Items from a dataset
>>>>

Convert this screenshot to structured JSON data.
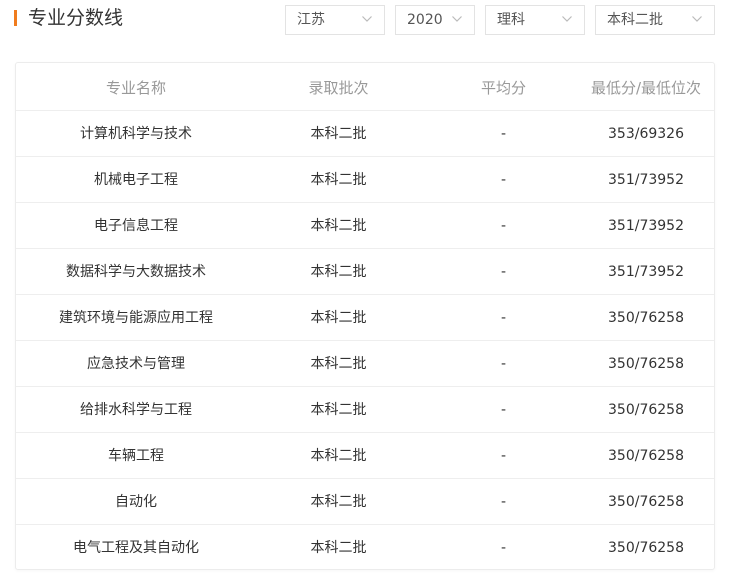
{
  "header": {
    "title": "专业分数线"
  },
  "filters": {
    "province": "江苏",
    "year": "2020",
    "subject": "理科",
    "batch": "本科二批"
  },
  "table": {
    "columns": [
      "专业名称",
      "录取批次",
      "平均分",
      "最低分/最低位次"
    ],
    "rows": [
      {
        "major": "计算机科学与技术",
        "batch": "本科二批",
        "avg": "-",
        "min": "353/69326"
      },
      {
        "major": "机械电子工程",
        "batch": "本科二批",
        "avg": "-",
        "min": "351/73952"
      },
      {
        "major": "电子信息工程",
        "batch": "本科二批",
        "avg": "-",
        "min": "351/73952"
      },
      {
        "major": "数据科学与大数据技术",
        "batch": "本科二批",
        "avg": "-",
        "min": "351/73952"
      },
      {
        "major": "建筑环境与能源应用工程",
        "batch": "本科二批",
        "avg": "-",
        "min": "350/76258"
      },
      {
        "major": "应急技术与管理",
        "batch": "本科二批",
        "avg": "-",
        "min": "350/76258"
      },
      {
        "major": "给排水科学与工程",
        "batch": "本科二批",
        "avg": "-",
        "min": "350/76258"
      },
      {
        "major": "车辆工程",
        "batch": "本科二批",
        "avg": "-",
        "min": "350/76258"
      },
      {
        "major": "自动化",
        "batch": "本科二批",
        "avg": "-",
        "min": "350/76258"
      },
      {
        "major": "电气工程及其自动化",
        "batch": "本科二批",
        "avg": "-",
        "min": "350/76258"
      }
    ]
  },
  "colors": {
    "accent": "#f07c1e",
    "header_text": "#999999",
    "border": "#eeeeee"
  }
}
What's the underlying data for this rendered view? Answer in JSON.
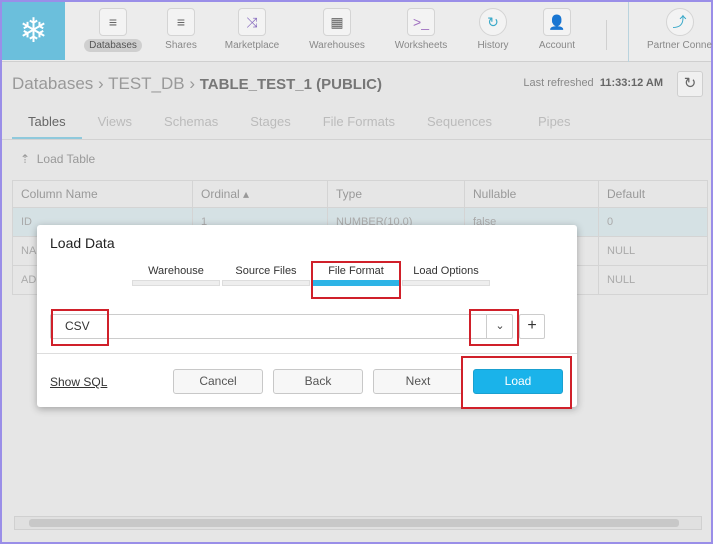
{
  "nav": {
    "items": [
      {
        "label": "Databases",
        "icon": "database-icon",
        "active": true
      },
      {
        "label": "Shares",
        "icon": "share-icon"
      },
      {
        "label": "Marketplace",
        "icon": "shuffle-icon"
      },
      {
        "label": "Warehouses",
        "icon": "warehouse-icon"
      },
      {
        "label": "Worksheets",
        "icon": "terminal-icon"
      },
      {
        "label": "History",
        "icon": "history-icon"
      },
      {
        "label": "Account",
        "icon": "user-icon"
      },
      {
        "label": "Partner Conne",
        "icon": "partner-icon"
      }
    ]
  },
  "breadcrumb": {
    "root": "Databases",
    "db": "TEST_DB",
    "table": "TABLE_TEST_1 (PUBLIC)"
  },
  "refresh": {
    "label": "Last refreshed",
    "time": "11:33:12 AM"
  },
  "tabs": [
    "Tables",
    "Views",
    "Schemas",
    "Stages",
    "File Formats",
    "Sequences",
    "Pipes"
  ],
  "load_table": "Load Table",
  "table": {
    "headers": [
      "Column Name",
      "Ordinal ▴",
      "Type",
      "Nullable",
      "Default"
    ],
    "rows": [
      [
        "ID",
        "1",
        "NUMBER(10,0)",
        "false",
        "0"
      ],
      [
        "NA",
        "",
        "",
        "",
        "NULL"
      ],
      [
        "AD",
        "",
        "",
        "",
        "NULL"
      ]
    ]
  },
  "modal": {
    "title": "Load Data",
    "steps": [
      "Warehouse",
      "Source Files",
      "File Format",
      "Load Options"
    ],
    "active_step": 2,
    "file_format": "CSV",
    "show_sql": "Show SQL",
    "cancel": "Cancel",
    "back": "Back",
    "next": "Next",
    "load": "Load"
  },
  "colors": {
    "accent": "#1ab3ea",
    "highlight": "#d0202a"
  }
}
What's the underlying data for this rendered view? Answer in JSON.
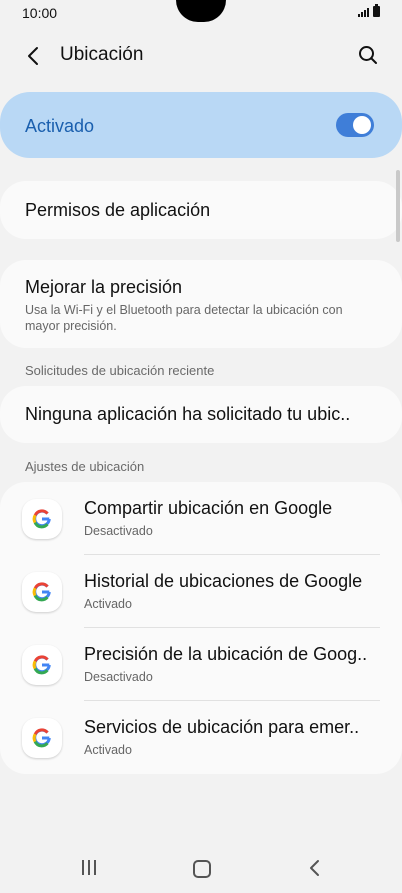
{
  "status_bar": {
    "time": "10:00"
  },
  "header": {
    "title": "Ubicación"
  },
  "master_switch": {
    "label": "Activado",
    "on": true
  },
  "app_permissions": {
    "label": "Permisos de aplicación"
  },
  "accuracy": {
    "title": "Mejorar la precisión",
    "subtitle": "Usa la Wi-Fi y el Bluetooth para detectar la ubicación con mayor precisión."
  },
  "recent_requests": {
    "header": "Solicitudes de ubicación reciente",
    "item": "Ninguna aplicación ha solicitado tu ubic.."
  },
  "location_settings": {
    "header": "Ajustes de ubicación",
    "items": [
      {
        "title": "Compartir ubicación en Google",
        "status": "Desactivado",
        "icon": "google-icon"
      },
      {
        "title": "Historial de ubicaciones de Google",
        "status": "Activado",
        "icon": "google-icon"
      },
      {
        "title": "Precisión de la ubicación de Goog..",
        "status": "Desactivado",
        "icon": "google-icon"
      },
      {
        "title": "Servicios de ubicación para emer..",
        "status": "Activado",
        "icon": "google-icon"
      }
    ]
  },
  "colors": {
    "accent": "#3f7ed8",
    "master_bg": "#b9d8f5",
    "master_text": "#1a5fae",
    "background": "#f2f2f2"
  }
}
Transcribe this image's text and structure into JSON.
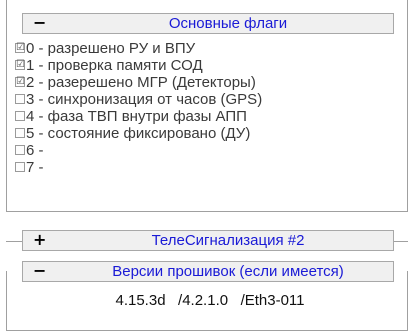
{
  "sections": {
    "main_flags": {
      "toggle": "−",
      "title": "Основные флаги"
    },
    "telesignal": {
      "toggle": "+",
      "title": "ТелеСигнализация #2"
    },
    "firmware": {
      "toggle": "−",
      "title": "Версии прошивок (если имеется)"
    }
  },
  "flags": [
    {
      "checked": true,
      "mark": "☑",
      "label": "0 - разрешено РУ и ВПУ"
    },
    {
      "checked": true,
      "mark": "☑",
      "label": "1 - проверка памяти СОД"
    },
    {
      "checked": true,
      "mark": "☑",
      "label": "2 - разерешено МГР (Детекторы)"
    },
    {
      "checked": false,
      "mark": "",
      "label": "3 - синхронизация от часов (GPS)"
    },
    {
      "checked": false,
      "mark": "",
      "label": "4 - фаза ТВП внутри фазы АПП"
    },
    {
      "checked": false,
      "mark": "",
      "label": "5 - состояние фиксировано (ДУ)"
    },
    {
      "checked": false,
      "mark": "",
      "label": "6 -"
    },
    {
      "checked": false,
      "mark": "",
      "label": "7 -"
    }
  ],
  "firmware_versions": "4.15.3d   /4.2.1.0   /Eth3-011",
  "colors": {
    "section_title": "#1a1ad6",
    "frame": "#a0a0a0",
    "header_bg": "#f0f0f0"
  }
}
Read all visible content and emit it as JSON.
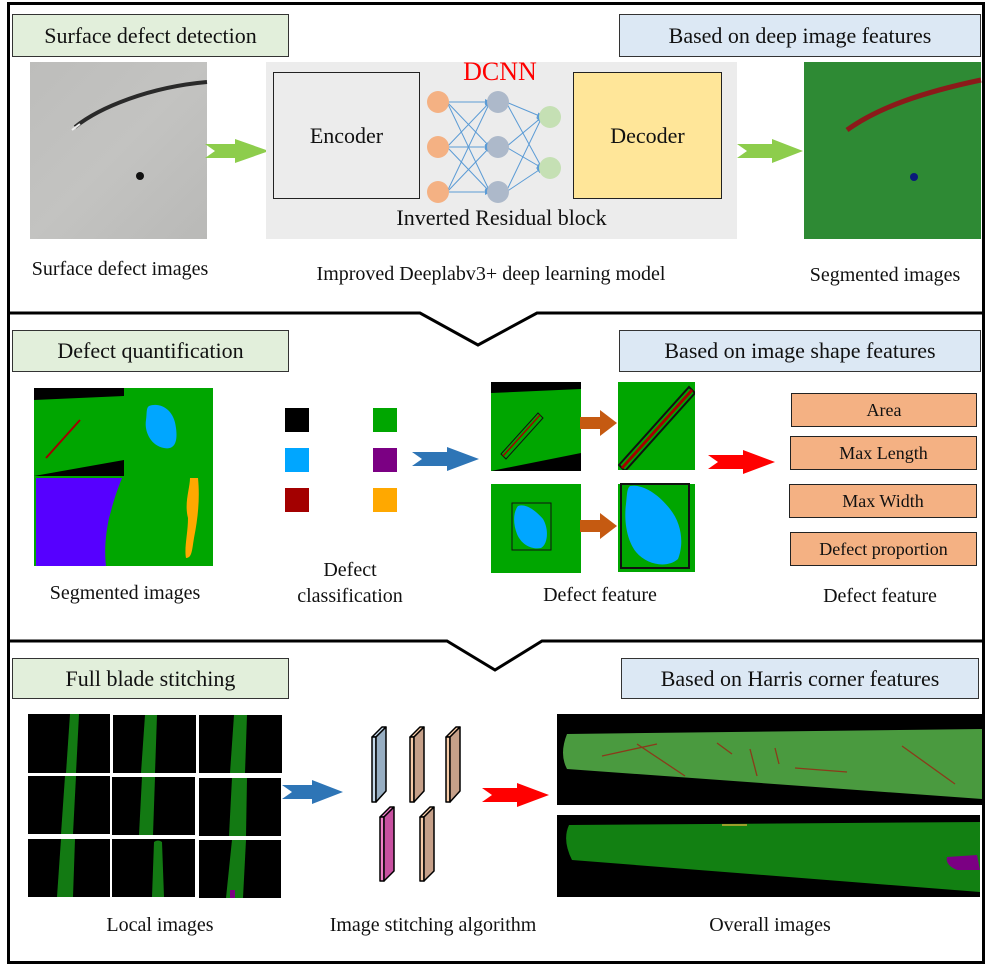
{
  "sections": {
    "detection": {
      "title": "Surface defect detection",
      "basis": "Based on deep image features",
      "input_caption": "Surface defect images",
      "model": {
        "network_label": "DCNN",
        "encoder": "Encoder",
        "decoder": "Decoder",
        "block_label": "Inverted Residual block",
        "caption": "Improved Deeplabv3+ deep learning model"
      },
      "output_caption": "Segmented images"
    },
    "quantification": {
      "title": "Defect quantification",
      "basis": "Based on image shape features",
      "segmented_caption": "Segmented images",
      "classification_caption_line1": "Defect",
      "classification_caption_line2": "classification",
      "class_colors": [
        "#000000",
        "#00a600",
        "#00a6ff",
        "#7b0083",
        "#a30000",
        "#ffa800"
      ],
      "feature_image_caption": "Defect feature",
      "features": [
        "Area",
        "Max Length",
        "Max Width",
        "Defect proportion"
      ],
      "feature_list_caption": "Defect feature"
    },
    "stitching": {
      "title": "Full blade stitching",
      "basis": "Based on Harris corner features",
      "local_caption": "Local images",
      "algorithm_caption": "Image stitching algorithm",
      "overall_caption": "Overall images"
    }
  },
  "colors": {
    "title_tag_bg": "#e2efdb",
    "basis_tag_bg": "#dce8f4",
    "decoder_bg": "#ffe699",
    "feature_bg": "#f4b183",
    "dcnn_label": "#ff0000",
    "green_arrow": "#8dcd4c",
    "blue_arrow": "#2e75b6",
    "orange_arrow": "#c55a11",
    "red_arrow": "#ff0000"
  }
}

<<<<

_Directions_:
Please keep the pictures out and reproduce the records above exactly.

_Answer box_:
Convert this screenshot to structured JSON data.
{
  "header": {
    "title": "专业分数线"
  },
  "filters": {
    "province": "江苏",
    "year": "2020",
    "subject": "理科",
    "batch": "本科二批"
  },
  "table": {
    "columns": [
      "专业名称",
      "录取批次",
      "平均分",
      "最低分/最低位次"
    ],
    "rows": [
      {
        "major": "计算机科学与技术",
        "batch": "本科二批",
        "avg": "-",
        "min": "353/69326"
      },
      {
        "major": "机械电子工程",
        "batch": "本科二批",
        "avg": "-",
        "min": "351/73952"
      },
      {
        "major": "电子信息工程",
        "batch": "本科二批",
        "avg": "-",
        "min": "351/73952"
      },
      {
        "major": "数据科学与大数据技术",
        "batch": "本科二批",
        "avg": "-",
        "min": "351/73952"
      },
      {
        "major": "建筑环境与能源应用工程",
        "batch": "本科二批",
        "avg": "-",
        "min": "350/76258"
      },
      {
        "major": "应急技术与管理",
        "batch": "本科二批",
        "avg": "-",
        "min": "350/76258"
      },
      {
        "major": "给排水科学与工程",
        "batch": "本科二批",
        "avg": "-",
        "min": "350/76258"
      },
      {
        "major": "车辆工程",
        "batch": "本科二批",
        "avg": "-",
        "min": "350/76258"
      },
      {
        "major": "自动化",
        "batch": "本科二批",
        "avg": "-",
        "min": "350/76258"
      },
      {
        "major": "电气工程及其自动化",
        "batch": "本科二批",
        "avg": "-",
        "min": "350/76258"
      }
    ]
  },
  "colors": {
    "accent": "#f07c1e",
    "header_text": "#999999",
    "border": "#eeeeee"
  }
}
What's the underlying data for this rendered view? Answer in JSON.
{
  "nav": {
    "items": [
      {
        "label": "Databases",
        "icon": "database-icon",
        "active": true
      },
      {
        "label": "Shares",
        "icon": "share-icon"
      },
      {
        "label": "Marketplace",
        "icon": "shuffle-icon"
      },
      {
        "label": "Warehouses",
        "icon": "warehouse-icon"
      },
      {
        "label": "Worksheets",
        "icon": "terminal-icon"
      },
      {
        "label": "History",
        "icon": "history-icon"
      },
      {
        "label": "Account",
        "icon": "user-icon"
      },
      {
        "label": "Partner Conne",
        "icon": "partner-icon"
      }
    ]
  },
  "breadcrumb": {
    "root": "Databases",
    "db": "TEST_DB",
    "table": "TABLE_TEST_1 (PUBLIC)"
  },
  "refresh": {
    "label": "Last refreshed",
    "time": "11:33:12 AM"
  },
  "tabs": [
    "Tables",
    "Views",
    "Schemas",
    "Stages",
    "File Formats",
    "Sequences",
    "Pipes"
  ],
  "load_table": "Load Table",
  "table": {
    "headers": [
      "Column Name",
      "Ordinal ▴",
      "Type",
      "Nullable",
      "Default"
    ],
    "rows": [
      [
        "ID",
        "1",
        "NUMBER(10,0)",
        "false",
        "0"
      ],
      [
        "NA",
        "",
        "",
        "",
        "NULL"
      ],
      [
        "AD",
        "",
        "",
        "",
        "NULL"
      ]
    ]
  },
  "modal": {
    "title": "Load Data",
    "steps": [
      "Warehouse",
      "Source Files",
      "File Format",
      "Load Options"
    ],
    "active_step": 2,
    "file_format": "CSV",
    "show_sql": "Show SQL",
    "cancel": "Cancel",
    "back": "Back",
    "next": "Next",
    "load": "Load"
  },
  "colors": {
    "accent": "#1ab3ea",
    "highlight": "#d0202a"
  }
}
What's the underlying data for this rendered view? Answer in JSON.
{
  "status_bar": {
    "time": "10:00"
  },
  "header": {
    "title": "Ubicación"
  },
  "master_switch": {
    "label": "Activado",
    "on": true
  },
  "app_permissions": {
    "label": "Permisos de aplicación"
  },
  "accuracy": {
    "title": "Mejorar la precisión",
    "subtitle": "Usa la Wi-Fi y el Bluetooth para detectar la ubicación con mayor precisión."
  },
  "recent_requests": {
    "header": "Solicitudes de ubicación reciente",
    "item": "Ninguna aplicación ha solicitado tu ubic.."
  },
  "location_settings": {
    "header": "Ajustes de ubicación",
    "items": [
      {
        "title": "Compartir ubicación en Google",
        "status": "Desactivado",
        "icon": "google-icon"
      },
      {
        "title": "Historial de ubicaciones de Google",
        "status": "Activado",
        "icon": "google-icon"
      },
      {
        "title": "Precisión de la ubicación de Goog..",
        "status": "Desactivado",
        "icon": "google-icon"
      },
      {
        "title": "Servicios de ubicación para emer..",
        "status": "Activado",
        "icon": "google-icon"
      }
    ]
  },
  "colors": {
    "accent": "#3f7ed8",
    "master_bg": "#b9d8f5",
    "master_text": "#1a5fae",
    "background": "#f2f2f2"
  }
}
Transcribe this image's text and structure into JSON.
{
  "sections": {
    "main_flags": {
      "toggle": "−",
      "title": "Основные флаги"
    },
    "telesignal": {
      "toggle": "+",
      "title": "ТелеСигнализация #2"
    },
    "firmware": {
      "toggle": "−",
      "title": "Версии прошивок (если имеется)"
    }
  },
  "flags": [
    {
      "checked": true,
      "mark": "☑",
      "label": "0 - разрешено РУ и ВПУ"
    },
    {
      "checked": true,
      "mark": "☑",
      "label": "1 - проверка памяти СОД"
    },
    {
      "checked": true,
      "mark": "☑",
      "label": "2 - разерешено МГР (Детекторы)"
    },
    {
      "checked": false,
      "mark": "",
      "label": "3 - синхронизация от часов (GPS)"
    },
    {
      "checked": false,
      "mark": "",
      "label": "4 - фаза ТВП внутри фазы АПП"
    },
    {
      "checked": false,
      "mark": "",
      "label": "5 - состояние фиксировано (ДУ)"
    },
    {
      "checked": false,
      "mark": "",
      "label": "6 -"
    },
    {
      "checked": false,
      "mark": "",
      "label": "7 -"
    }
  ],
  "firmware_versions": "4.15.3d   /4.2.1.0   /Eth3-011",
  "colors": {
    "section_title": "#1a1ad6",
    "frame": "#a0a0a0",
    "header_bg": "#f0f0f0"
  }
}
Read all visible content and emit it as JSON.
{
  "sections": {
    "detection": {
      "title": "Surface defect detection",
      "basis": "Based on deep image features",
      "input_caption": "Surface defect images",
      "model": {
        "network_label": "DCNN",
        "encoder": "Encoder",
        "decoder": "Decoder",
        "block_label": "Inverted Residual block",
        "caption": "Improved Deeplabv3+ deep learning model"
      },
      "output_caption": "Segmented images"
    },
    "quantification": {
      "title": "Defect quantification",
      "basis": "Based on image shape features",
      "segmented_caption": "Segmented images",
      "classification_caption_line1": "Defect",
      "classification_caption_line2": "classification",
      "class_colors": [
        "#000000",
        "#00a600",
        "#00a6ff",
        "#7b0083",
        "#a30000",
        "#ffa800"
      ],
      "feature_image_caption": "Defect feature",
      "features": [
        "Area",
        "Max Length",
        "Max Width",
        "Defect proportion"
      ],
      "feature_list_caption": "Defect feature"
    },
    "stitching": {
      "title": "Full blade stitching",
      "basis": "Based on Harris corner features",
      "local_caption": "Local images",
      "algorithm_caption": "Image stitching algorithm",
      "overall_caption": "Overall images"
    }
  },
  "colors": {
    "title_tag_bg": "#e2efdb",
    "basis_tag_bg": "#dce8f4",
    "decoder_bg": "#ffe699",
    "feature_bg": "#f4b183",
    "dcnn_label": "#ff0000",
    "green_arrow": "#8dcd4c",
    "blue_arrow": "#2e75b6",
    "orange_arrow": "#c55a11",
    "red_arrow": "#ff0000"
  }
}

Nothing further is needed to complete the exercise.